Platforms are rapidly removing Donald Trump’s account or accounts affiliated with pro-Trump violence and conspiracies, like QAnon and #StoptheSteal.
House Democrats on Monday introduced a single article of impeachment against President Trump for inciting a mob of his supporters to violence to prevent certifying the election of President-elect Joe Biden.
Why it matters: With less than two weeks left in his presidency, Trump faces a second impeachment, catalyzed by a monthslong campaign to baselessly discredit the results of the 2020 election — which ultimately led to a lethal attack on the nation's capital.
The Washington Monument will be closed through Jan. 24 in response to threats to disrupt President-elect Biden's inauguration on Jan. 20, the National Park Service (NPS) announced on Monday.
The big picture: The closure comes after Wednesday's attack on the Capitol by a pro-Trump mob. NPS added that it may also "institute temporary closures of public access to roadways, parking areas and restrooms within the National Mall and Memorial Parks if conditions warrant."
Twitter's decision Friday to kick President Trump off Twitter proved just the opening salvo in a broadening series of other consequential moves by tech companies cracking down on those who took part in or encouraged last week's insurrection at the Capitol.
Why it matters: The moves have renewed debate over how much power tech companies should have to decide whose content lives on the internet.
The Professional Golfers' Association announced Sunday night that its board of directors voted "to terminate the agreement" to hold the 2022 PGA Championship at President Trump's New Jersey golf course.
Driving the news: PGA of America CEO Seth Waugh said in a video posted to the organization's website it had "become clear" that having the championship hosted at Trump Bedminster "would be detrimental to the PGA of America brand, and would put at risk the PGA's ability to deliver our many programs, and sustain the longevity of our mission."
President Trump ordered U.S. flags to be flown at half-staff on Sunday afternoon to honor a Capitol officer who died after he was attacked by a mob of pro-Trump rioters who breached the Capitol on Wednesday.
The big picture: Trump's move to honor the U.S. Capitol Police (USCP) officer Brian Sicknick comes three days after the department confirmed his death from injuries sustained while responding to the mob. The flags at the Capitol had previously been lowered.
Former Republican California Gov. Arnold Schwarzenegger said on Sunday that Wednesday's violent siege of the U.S. Capitol by a pro-Trump mob "was the Day of Broken Glass right here in the United States," comparing the attack to Kristallnacht, a violent turning point in Nazi Germany.
Why it matters: Schwarzenegger's widely-shared denouncement of Republicans, and of President Trump as "the worst president ever," comes as Democrats plan a second impeachment and some Republicans look to distance themselves from Trump in the wake of the attack that left five people dead.

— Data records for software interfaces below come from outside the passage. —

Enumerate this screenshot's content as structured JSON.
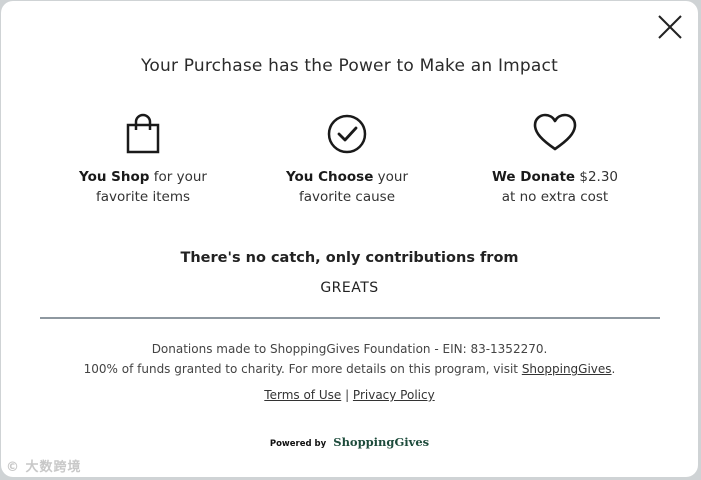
{
  "modal": {
    "title": "Your Purchase has the Power to Make an Impact",
    "close_icon": "close-icon"
  },
  "features": [
    {
      "icon": "shopping-bag-icon",
      "bold": "You Shop",
      "rest": " for your favorite items"
    },
    {
      "icon": "check-circle-icon",
      "bold": "You Choose",
      "rest": " your favorite cause"
    },
    {
      "icon": "heart-icon",
      "bold": "We Donate",
      "rest": " $2.30 at no extra cost"
    }
  ],
  "catch_text": "There's no catch, only contributions from",
  "merchant": "GREATS",
  "footer": {
    "line1": "Donations made to ShoppingGives Foundation - EIN: 83-1352270.",
    "line2_prefix": "100% of funds granted to charity. For more details on this program, visit ",
    "line2_link": "ShoppingGives",
    "line2_suffix": ".",
    "terms": "Terms of Use",
    "separator": " | ",
    "privacy": "Privacy Policy"
  },
  "powered": {
    "label": "Powered by",
    "brand": "ShoppingGives"
  },
  "watermark": "© 大数跨境"
}
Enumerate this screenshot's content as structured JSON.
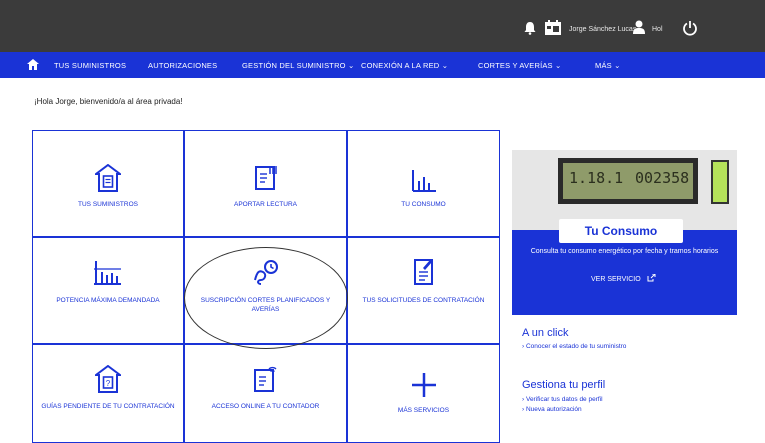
{
  "header": {
    "user_name": "Jorge Sánchez Lucas",
    "user_label": "Hol"
  },
  "nav": {
    "items": [
      "TUS SUMINISTROS",
      "AUTORIZACIONES",
      "GESTIÓN DEL SUMINISTRO ⌄",
      "CONEXIÓN A LA RED ⌄",
      "CORTES Y AVERÍAS ⌄",
      "MÁS ⌄"
    ]
  },
  "greeting": "¡Hola Jorge, bienvenido/a al área privada!",
  "tiles": [
    {
      "label": "TUS SUMINISTROS",
      "icon": "house-document-icon"
    },
    {
      "label": "APORTAR LECTURA",
      "icon": "meter-reading-icon"
    },
    {
      "label": "TU CONSUMO",
      "icon": "bar-chart-icon"
    },
    {
      "label": "POTENCIA MÁXIMA DEMANDADA",
      "icon": "power-chart-icon"
    },
    {
      "label": "SUSCRIPCIÓN CORTES PLANIFICADOS Y AVERÍAS",
      "icon": "subscription-icon"
    },
    {
      "label": "TUS SOLICITUDES DE CONTRATACIÓN",
      "icon": "document-edit-icon"
    },
    {
      "label": "GUÍAS PENDIENTE DE TU CONTRATACIÓN",
      "icon": "house-pending-icon"
    },
    {
      "label": "ACCESO ONLINE A TU CONTADOR",
      "icon": "smart-meter-icon"
    },
    {
      "label": "MÁS SERVICIOS",
      "icon": "plus-icon"
    }
  ],
  "meter_display": {
    "left": "1.18.1",
    "right": "002358"
  },
  "consumo": {
    "title": "Tu Consumo",
    "description": "Consulta tu consumo energético por fecha y tramos horarios",
    "link": "VER SERVICIO"
  },
  "one_click": {
    "title": "A un click",
    "links": [
      "› Conocer el estado de tu suministro"
    ]
  },
  "profile": {
    "title": "Gestiona tu perfil",
    "links": [
      "› Verificar tus datos de perfil",
      "› Nueva autorización"
    ]
  },
  "colors": {
    "brand": "#1a33d6",
    "topbar": "#3b3b3b"
  }
}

D.C. Mayor Muriel Bowser (D) asked the Department of Homeland Security to extend federal assistance with maintaining security in the city for Joe Biden's inauguration on Jan. 20, citing "the chaos, injury, and death" that stemmed from a pro-Trump mob breaching the U.S. Capitol on Wednesday.
Why it matters: Bowser cited the "continued threat" of violence related to the breach, asking the DHS to extend a designation that will allow the U.S. Secret Service to lead security coordination for events, Jan. 11–24, for the inauguration. The current period is Jan. 19–21.

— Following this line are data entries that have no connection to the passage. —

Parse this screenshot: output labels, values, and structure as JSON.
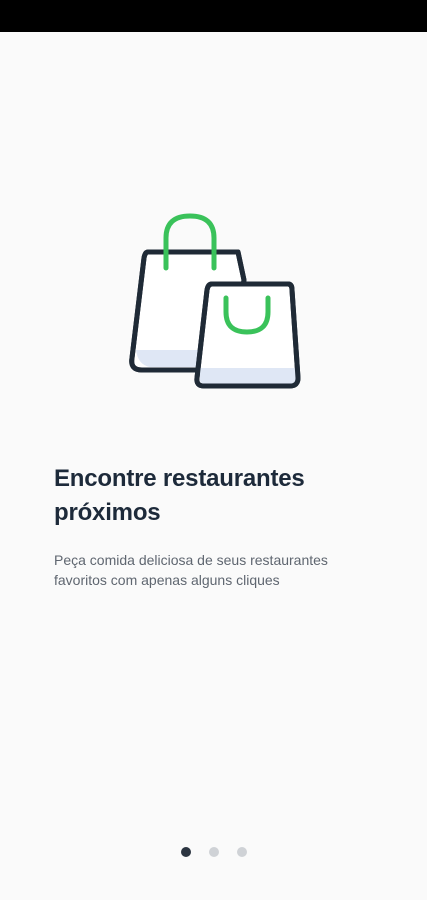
{
  "onboarding": {
    "title": "Encontre restaurantes próximos",
    "description": "Peça comida deliciosa de seus restaurantes favoritos com apenas alguns cliques",
    "illustration_icon": "shopping-bags-icon",
    "pagination": {
      "total_pages": 3,
      "current_page": 1
    }
  },
  "colors": {
    "accent": "#3ac25a",
    "outline": "#1f2a36",
    "bag_fill": "#dfe7f5",
    "title": "#1d2a3a",
    "text": "#5f6670",
    "dot_active": "#2b3440",
    "dot_inactive": "#cfd2d6"
  }
}
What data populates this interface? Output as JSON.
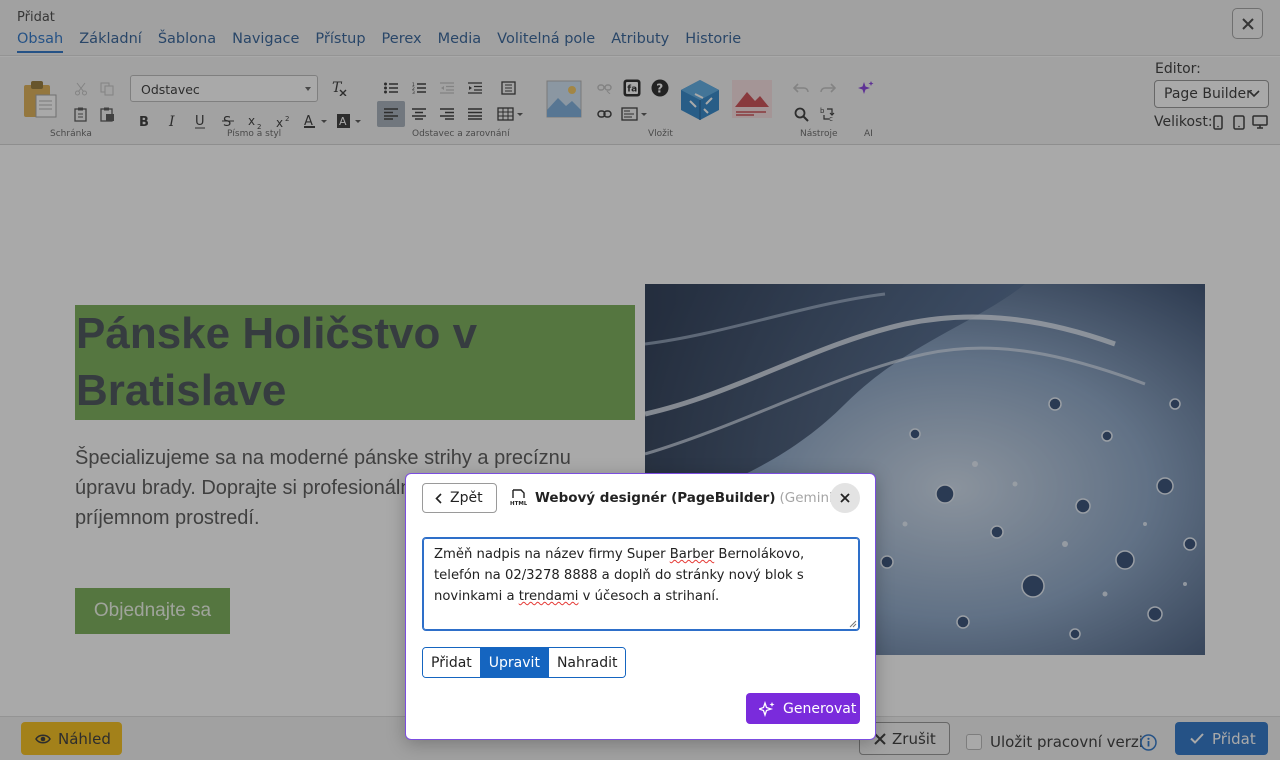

The U.S. Capitol's attending physician reportedly warned lawmakers on Sunday that they may have been exposed to someone with a coronavirus infection as they hid from a pro-Trump mob breaching the building on Wednesday.
Why it matters: Many members of Congress are in age groups that put them at a higher risk of dying or suffering serious illness associated with COVID-19.
Sen. Pat Toomey (R-Pa.) told CNN's "State of the Union" Sunday he believes President Trump should resign, following his comment to Fox News on Saturday that he believes the president "committed impeachable offenses" over his actions before, during and after Wednesday's deadly siege of the U.S. Capitol.
Why it matters: Toomey's comments come as some Republicans have signaled they may be open to the possibility of removing Trump from office over Wednesday's riot. He is the second Republican senator to call on Trump to resign, following Sen. Lisa Murkowski.